A Tar Sands Tale
Seeking new definitions of ecology in the tar sands of northern Alberta and searching for the sweetness of life in the face of planetary crises.
Confounded by global warming and in search of an affirmative politics that links ecology with social change, Matt Hern and Am Johal set off on a series of road trips to the tar sands of northern Alberta—perhaps the world's largest industrial site, dedicated to the dirty work of extracting oil from Alberta's vast reserves. Traveling from culturally liberal, self-consciously “green” Vancouver, and aware that our well-meaning performances of recycling and climate-justice marching are accompanied by constant driving, flying, heating, and fossil-fuel consumption, Hern and Johal want to talk to people whose lives and fortunes depend on or are imperiled by extraction. They are seeking new definitions of ecology built on a renovated politics of land. Traveling with them is their friend Joe Sacco—infamous journalist and cartoonist, teller of complex stories from Gaza to Paris—who contributes illustrations and insights and a chapter-length comic about the contradictions of life in an oil town. The epic scale of the ecological horror is captured through an series of stunning color photos by award-winning aerial photographer Louis Helbig.
Seamlessly combining travelogue, sophisticated political analysis, and ecological theory, speaking both to local residents and to leading scholars, the authors propose a new understanding of ecology that links the domination of the other-than-human world to the domination of humans by humans. They argue that any definition of ecology has to start with decolonization and that confronting global warming requires a politics that speaks to a different way of being in the world—a reconstituted understanding of the sweetness of life.

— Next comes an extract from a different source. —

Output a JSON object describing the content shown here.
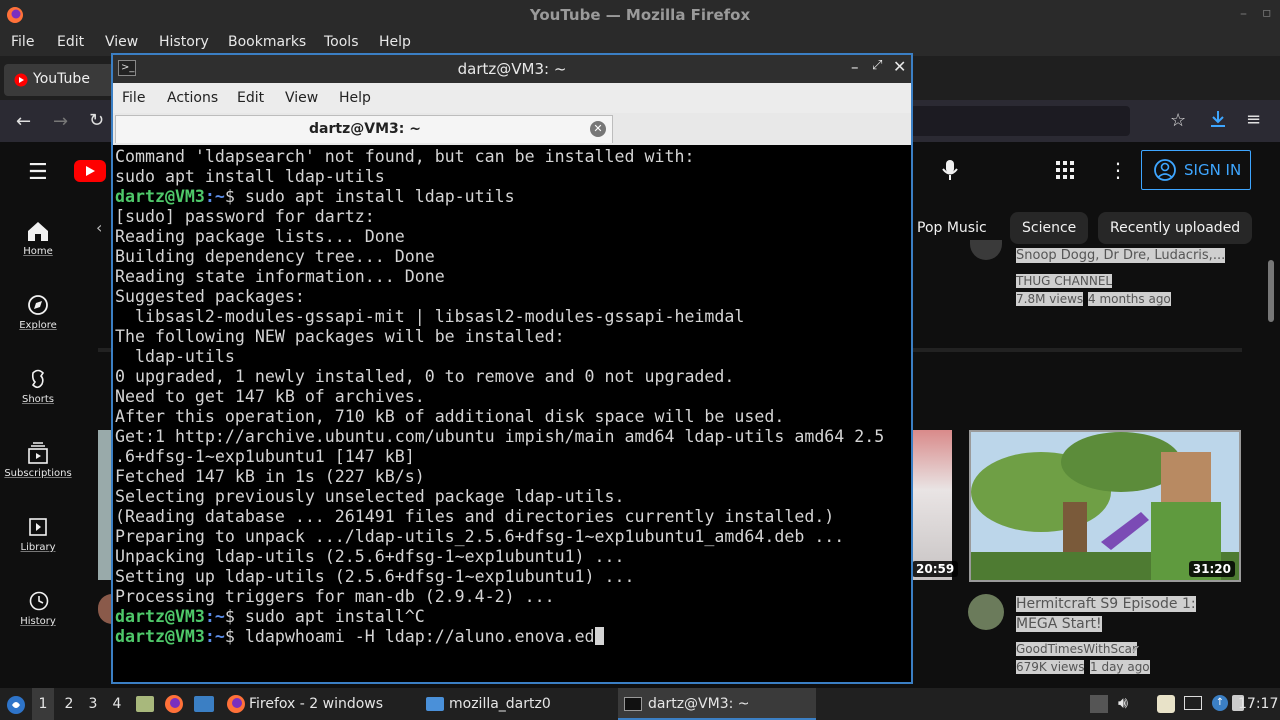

Published with the help of funding from Furthermore: a program of the J. M. Kaplan fund
Paperback$19.95 T ISBN: 9780262037648 232 pp. | 6 in x 9 in 33 b&w illus., 6 color plates
A book like no other – one of the most peculiar I have read in a while… A highly intelligent and inspiring read.
The book's intellectual rigour is as laudable as its open-mindedness.
Canadian Centre for Policy Alternatives Monitor
appealingly humble and refreshingly determined to talk about big ideas with the individuals who would be most affected by their implementation.
New York Review of Books
no one else could have written this book, in this form, and it's a delight to be faced so openly with such complexity of perspective in (mostly!) direct prose.
Book Addiction Blog